From the entries that follow, pick out all lines holding "INTRODUCCIÓN".

Component data from apps and pages
———
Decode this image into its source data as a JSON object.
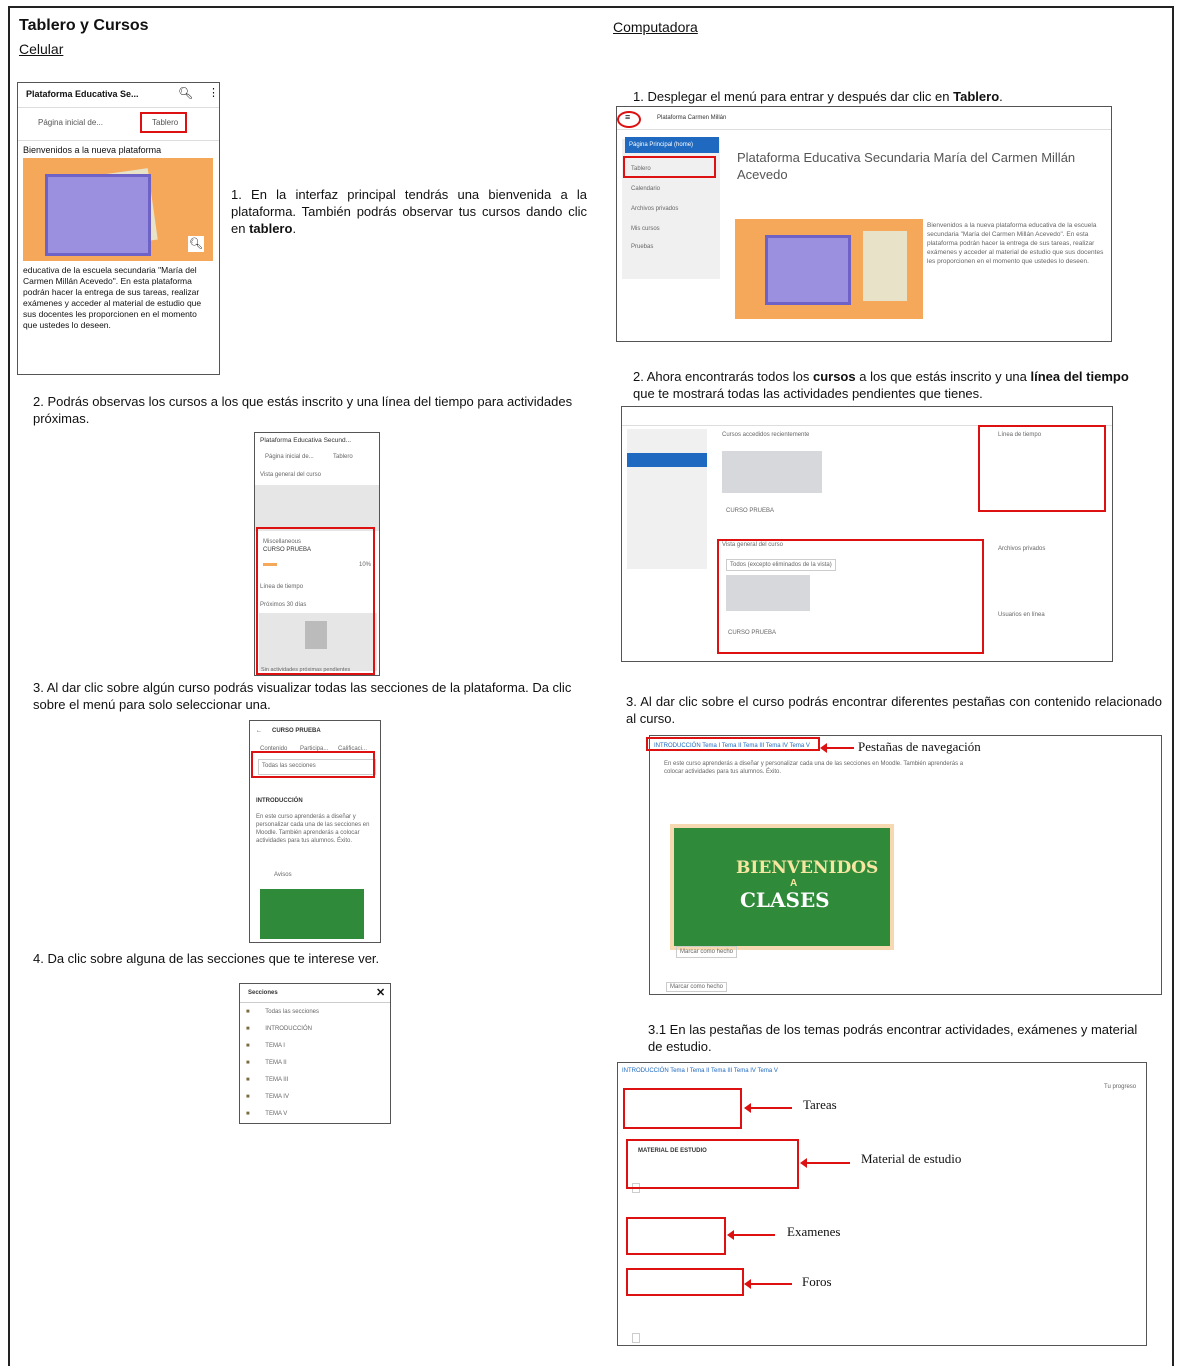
{
  "left": {
    "title": "Tablero y Cursos",
    "subtitle": "Celular",
    "phone1": {
      "app_title": "Plataforma Educativa Se...",
      "tab_home": "Página inicial de...",
      "tab_board": "Tablero",
      "welcome": "Bienvenidos a la nueva plataforma",
      "body": "educativa de la escuela secundaria \"María del Carmen Millán Acevedo\". En esta plataforma podrán hacer la entrega de sus tareas, realizar exámenes y acceder al material de estudio que sus docentes les proporcionen en el momento que ustedes lo deseen."
    },
    "step1": "1. En la interfaz principal tendrás una bienvenida a la plataforma. También podrás observar tus cursos dando clic en",
    "step1_bold": "tablero",
    "step2": "2. Podrás observas los cursos a los que estás inscrito y una línea del tiempo para actividades próximas.",
    "phone2": {
      "app_title": "Plataforma Educativa Secund...",
      "tab_home": "Página inicial de...",
      "tab_board": "Tablero",
      "overview": "Vista general del curso",
      "category": "Miscellaneous",
      "course": "CURSO PRUEBA",
      "progress": "10%",
      "timeline": "Línea de tiempo",
      "next30": "Próximos 30 días",
      "no_activities": "Sin actividades próximas pendientes"
    },
    "step3": "3. Al dar clic sobre algún curso podrás visualizar todas las secciones de la plataforma. Da clic sobre el menú para solo seleccionar una.",
    "phone3": {
      "course_title": "CURSO PRUEBA",
      "tabs": [
        "Contenido",
        "Participa...",
        "Calificaci..."
      ],
      "select": "Todas las secciones",
      "intro": "INTRODUCCIÓN",
      "text": "En este curso aprenderás a diseñar y personalizar cada una de las secciones en Moodle. También aprenderás a colocar actividades para tus alumnos. Éxito.",
      "avisos": "Avisos"
    },
    "step4": "4. Da clic sobre alguna de las secciones que te interese ver.",
    "sections": {
      "title": "Secciones",
      "items": [
        "Todas las secciones",
        "INTRODUCCIÓN",
        "TEMA I",
        "TEMA II",
        "TEMA III",
        "TEMA IV",
        "TEMA V"
      ]
    }
  },
  "right": {
    "subtitle": "Computadora",
    "step1_pre": "1. Desplegar el menú para entrar y después dar clic en",
    "step1_bold": "Tablero",
    "desk1": {
      "brand": "Plataforma Carmen Millán",
      "heading": "Plataforma Educativa Secundaria María del Carmen Millán Acevedo",
      "nav": [
        "Página Principal (home)",
        "Tablero",
        "Calendario",
        "Archivos privados",
        "Mis cursos",
        "Pruebas"
      ],
      "welcome": "Bienvenidos a la nueva plataforma educativa de la escuela secundaria \"María del Carmen Millán Acevedo\". En esta plataforma podrán hacer la entrega de sus tareas, realizar exámenes y acceder al material de estudio que sus docentes les proporcionen en el momento que ustedes lo deseen."
    },
    "step2_a": "2. Ahora encontrarás todos los",
    "step2_b": "cursos",
    "step2_c": "a los que estás inscrito y una",
    "step2_d": "línea del tiempo",
    "step2_e": "que te mostrará todas las actividades pendientes que tienes.",
    "desk2": {
      "recent": "Cursos accedidos recientemente",
      "course": "CURSO PRUEBA",
      "overview": "Vista general del curso",
      "filter": "Todos (excepto eliminados de la vista)",
      "timeline": "Línea de tiempo",
      "private": "Archivos privados",
      "online": "Usuarios en línea"
    },
    "step3": "3. Al dar clic sobre el curso podrás encontrar diferentes pestañas con contenido relacionado al curso.",
    "nav_label": "Pestañas de navegación",
    "desk3": {
      "tabs": "INTRODUCCIÓN  Tema I  Tema II  Tema III  Tema IV  Tema V",
      "text": "En este curso aprenderás a diseñar y personalizar cada una de las secciones en Moodle. También aprenderás a colocar actividades para tus alumnos. Éxito.",
      "banner_top": "BIENVENIDOS",
      "banner_mid": "A",
      "banner_bottom": "CLASES",
      "mark": "Marcar como hecho"
    },
    "step31": "3.1 En las pestañas de los temas podrás encontrar actividades, exámenes y material de estudio.",
    "labels": {
      "tareas": "Tareas",
      "material": "Material de estudio",
      "examenes": "Examenes",
      "foros": "Foros"
    },
    "desk4": {
      "tabs": "INTRODUCCIÓN  Tema I  Tema II  Tema III  Tema IV  Tema V",
      "material": "MATERIAL DE ESTUDIO",
      "progress": "Tu progreso"
    }
  }
}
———
Exercise output
      "intro": "INTRODUCCIÓN",
        "INTRODUCCIÓN",
      "tabs": "INTRODUCCIÓN  Tema I  Tema II  Tema III  Tema IV  Tema V",
      "tabs": "INTRODUCCIÓN  Tema I  Tema II  Tema III  Tema IV  Tema V",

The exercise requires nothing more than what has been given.